I can understand why you worry, though. Nationally, LGBT elders face a number of challenges that other elders do not: access to basic healthcare can be difficult, especially for transgender elders. LGBT elders are less likely to have the same level of financial security as other elders, and are less likely to have family members to provide care or support. They also have fewer government protections.
At the same time, now more than ever, older LGBT folks are active and present in our community. AARP has just launched a brand new LGBT Pride section of its website that includes a large number of resources. The National Resource Center on LGBT Aging provides a vast array of resources on everything from mental health and racial equity to housing and legal support. The National Gay and Lesbian Task Force, an advocacy organization, has aging-specific resources available. And the world's oldest and largest advocacy organization for LGBT elders, SAGE, just opened an affiliate in Western Massachusetts. These organizations will give you plenty of reading material to start with.
It will also be important for your aunt and your family to educate yourselves about your aunt's legal rights and, if she has a partner, about her partner's rights. For instance, new federal regulations require hospitals to allow patients to designate their own visitors. This means that hospitals can no longer prevent LGBT patients' partners from visiting them. But other rights will be more complicated. Power of attorney, medical proxy, and inheritance laws, for instance, haven't yet caught up with us. I would strongly recommend that your family consult an elder attorney with experience in LGBT issues.
The vibrant and growing LGBT elder community in the Mystic Valley region should prevent your aunt from feeling isolated.  The LGBT Aging Project is a local non-profit organization “dedicated to ensuring that lesbian, gay, bisexual and transgender elders have equal access to the life-prolonging benefits, protections, services and institutions that their heterosexual neighbors take for granted.” They partner with elder service agencies to host special senior meals for LGBT elders in Roslindale (LBT women only), Salem, Cambridge, and Braintree. Other frequent activities include dances, concerts, lectures, and film screenings. Help your aunt locate some activities that feel comfortable and appealing to her. If you can, offer her transportation.

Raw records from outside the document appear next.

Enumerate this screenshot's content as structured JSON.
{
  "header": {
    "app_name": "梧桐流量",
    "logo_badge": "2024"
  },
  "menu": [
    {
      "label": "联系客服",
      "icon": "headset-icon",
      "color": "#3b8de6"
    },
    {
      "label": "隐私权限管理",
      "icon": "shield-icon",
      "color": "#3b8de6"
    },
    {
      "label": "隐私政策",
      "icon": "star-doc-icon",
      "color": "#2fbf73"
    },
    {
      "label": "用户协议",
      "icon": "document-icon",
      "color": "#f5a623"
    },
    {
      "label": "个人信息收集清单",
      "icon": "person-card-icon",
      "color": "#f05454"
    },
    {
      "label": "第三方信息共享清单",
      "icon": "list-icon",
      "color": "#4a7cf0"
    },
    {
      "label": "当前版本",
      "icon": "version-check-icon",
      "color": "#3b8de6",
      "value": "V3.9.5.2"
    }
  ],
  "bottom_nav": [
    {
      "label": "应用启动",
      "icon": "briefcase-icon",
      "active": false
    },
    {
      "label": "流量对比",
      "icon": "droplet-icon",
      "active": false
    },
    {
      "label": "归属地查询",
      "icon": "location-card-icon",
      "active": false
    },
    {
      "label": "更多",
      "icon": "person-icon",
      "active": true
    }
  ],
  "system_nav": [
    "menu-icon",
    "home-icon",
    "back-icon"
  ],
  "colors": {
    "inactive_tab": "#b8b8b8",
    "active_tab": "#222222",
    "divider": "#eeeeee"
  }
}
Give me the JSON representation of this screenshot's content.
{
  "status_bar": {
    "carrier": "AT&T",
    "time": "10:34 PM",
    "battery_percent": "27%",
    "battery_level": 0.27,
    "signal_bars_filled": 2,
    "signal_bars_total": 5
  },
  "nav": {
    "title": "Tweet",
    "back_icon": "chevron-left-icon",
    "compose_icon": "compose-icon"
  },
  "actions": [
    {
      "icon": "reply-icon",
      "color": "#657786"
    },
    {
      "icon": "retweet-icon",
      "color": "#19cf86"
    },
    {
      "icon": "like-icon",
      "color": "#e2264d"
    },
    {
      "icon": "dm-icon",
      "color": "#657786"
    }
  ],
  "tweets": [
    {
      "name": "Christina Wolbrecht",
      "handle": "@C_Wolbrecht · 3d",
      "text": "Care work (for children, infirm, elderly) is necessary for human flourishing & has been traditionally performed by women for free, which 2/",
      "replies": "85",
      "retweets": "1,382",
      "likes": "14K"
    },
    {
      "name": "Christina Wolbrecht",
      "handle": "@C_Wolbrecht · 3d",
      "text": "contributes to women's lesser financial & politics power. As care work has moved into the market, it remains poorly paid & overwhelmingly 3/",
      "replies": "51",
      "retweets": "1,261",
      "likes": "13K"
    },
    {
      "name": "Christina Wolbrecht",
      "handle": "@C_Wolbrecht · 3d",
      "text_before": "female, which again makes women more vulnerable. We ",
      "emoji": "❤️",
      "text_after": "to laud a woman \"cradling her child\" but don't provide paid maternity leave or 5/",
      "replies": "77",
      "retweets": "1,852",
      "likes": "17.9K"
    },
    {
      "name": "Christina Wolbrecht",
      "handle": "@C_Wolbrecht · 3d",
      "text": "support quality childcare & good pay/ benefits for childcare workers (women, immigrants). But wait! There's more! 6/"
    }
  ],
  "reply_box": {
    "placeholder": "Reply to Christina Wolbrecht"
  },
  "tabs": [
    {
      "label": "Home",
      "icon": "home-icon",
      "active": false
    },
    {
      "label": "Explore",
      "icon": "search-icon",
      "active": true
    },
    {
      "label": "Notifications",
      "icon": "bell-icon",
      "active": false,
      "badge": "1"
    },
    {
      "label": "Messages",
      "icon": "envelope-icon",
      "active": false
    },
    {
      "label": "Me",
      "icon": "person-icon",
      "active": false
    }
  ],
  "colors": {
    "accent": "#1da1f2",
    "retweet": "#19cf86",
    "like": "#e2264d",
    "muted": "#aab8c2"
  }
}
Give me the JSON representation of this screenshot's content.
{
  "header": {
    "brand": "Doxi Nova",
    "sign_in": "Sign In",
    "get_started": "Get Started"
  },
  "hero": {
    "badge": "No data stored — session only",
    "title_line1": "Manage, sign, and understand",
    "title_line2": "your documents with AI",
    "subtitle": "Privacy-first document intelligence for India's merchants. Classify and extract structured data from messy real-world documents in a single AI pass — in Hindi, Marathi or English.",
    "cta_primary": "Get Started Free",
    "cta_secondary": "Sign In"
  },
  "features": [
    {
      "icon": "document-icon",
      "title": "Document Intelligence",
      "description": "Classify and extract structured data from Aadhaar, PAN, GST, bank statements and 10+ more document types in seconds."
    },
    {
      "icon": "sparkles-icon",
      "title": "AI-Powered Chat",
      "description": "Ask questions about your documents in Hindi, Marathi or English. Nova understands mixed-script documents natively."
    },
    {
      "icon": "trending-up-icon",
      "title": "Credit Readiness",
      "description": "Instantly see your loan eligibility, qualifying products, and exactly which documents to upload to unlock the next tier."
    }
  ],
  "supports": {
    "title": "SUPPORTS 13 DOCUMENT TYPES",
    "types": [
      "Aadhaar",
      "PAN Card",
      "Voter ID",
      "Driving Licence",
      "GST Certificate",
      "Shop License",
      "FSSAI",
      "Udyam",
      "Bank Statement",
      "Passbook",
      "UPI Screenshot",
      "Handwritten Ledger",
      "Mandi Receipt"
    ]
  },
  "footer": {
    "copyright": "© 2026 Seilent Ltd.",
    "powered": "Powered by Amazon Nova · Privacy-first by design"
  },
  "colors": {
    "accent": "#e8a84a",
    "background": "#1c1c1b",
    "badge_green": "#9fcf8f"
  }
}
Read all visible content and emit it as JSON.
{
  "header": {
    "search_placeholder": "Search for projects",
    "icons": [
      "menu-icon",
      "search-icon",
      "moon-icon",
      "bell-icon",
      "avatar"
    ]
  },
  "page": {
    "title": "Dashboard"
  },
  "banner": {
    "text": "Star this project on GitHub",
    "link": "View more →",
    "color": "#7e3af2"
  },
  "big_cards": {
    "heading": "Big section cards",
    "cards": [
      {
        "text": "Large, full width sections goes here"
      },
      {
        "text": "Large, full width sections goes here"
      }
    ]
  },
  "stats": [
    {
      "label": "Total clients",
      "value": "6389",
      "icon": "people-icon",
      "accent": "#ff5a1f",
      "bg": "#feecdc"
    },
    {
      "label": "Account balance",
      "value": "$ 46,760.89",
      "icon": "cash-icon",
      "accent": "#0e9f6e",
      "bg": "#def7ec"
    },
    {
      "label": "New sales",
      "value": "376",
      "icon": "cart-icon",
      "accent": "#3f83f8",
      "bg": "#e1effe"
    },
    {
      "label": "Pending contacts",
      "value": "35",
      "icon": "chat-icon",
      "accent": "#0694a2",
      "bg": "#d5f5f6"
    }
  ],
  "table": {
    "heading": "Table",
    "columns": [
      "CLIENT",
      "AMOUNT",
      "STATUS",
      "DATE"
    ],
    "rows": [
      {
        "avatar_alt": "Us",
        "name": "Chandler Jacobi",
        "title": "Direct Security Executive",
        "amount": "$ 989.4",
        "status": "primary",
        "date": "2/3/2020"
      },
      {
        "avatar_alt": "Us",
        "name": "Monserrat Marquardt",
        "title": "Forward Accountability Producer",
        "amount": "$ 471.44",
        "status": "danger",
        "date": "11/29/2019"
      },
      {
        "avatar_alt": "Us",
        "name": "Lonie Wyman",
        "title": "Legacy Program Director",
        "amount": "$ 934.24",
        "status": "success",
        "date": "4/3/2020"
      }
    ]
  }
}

It will be essential that you figure out if your aunt's current assisted-living facility has policies surrounding the care and dignity of LGBT residents. Gen Silent, a recent documentary about Boston-area LGBT elders that I highly recommend, revealed that some elders have experienced mistreatment from caregivers due to their sexual identity. Ensure that your aunt's home has a clear grievance policy so that she can report any mistreatment. Encourage the home to take part in the LGBT Aging Project's Open Doors Task Force, a program training mainstream elder service providers to develop the institutional capacity to serve LGBT clients with dignity and respect.
And most importantly, listen to your aunt's story and her concerns. Then tell her that you love her, that you respect her, that you are proud to know her. And thank her for her bravery.


Mystic Valley Elder Services provides critical resources and home care assistance to elders, adults with disabilities, and caregivers living in Everett, Malden, Medford, Melrose, North Reading, Reading, Stoneham, and Wakefield, regardless of sexual identity. For more information about this topic or any elder-related issue, contact us at (781) 324-7705 or visit

"For elders in particular, coming out as lesbian, gay, bisexual, or transgender (LGBT) can be a fraught process – not only because of life-long fears about society’s prejudice, but also because elders often depend on others for their care."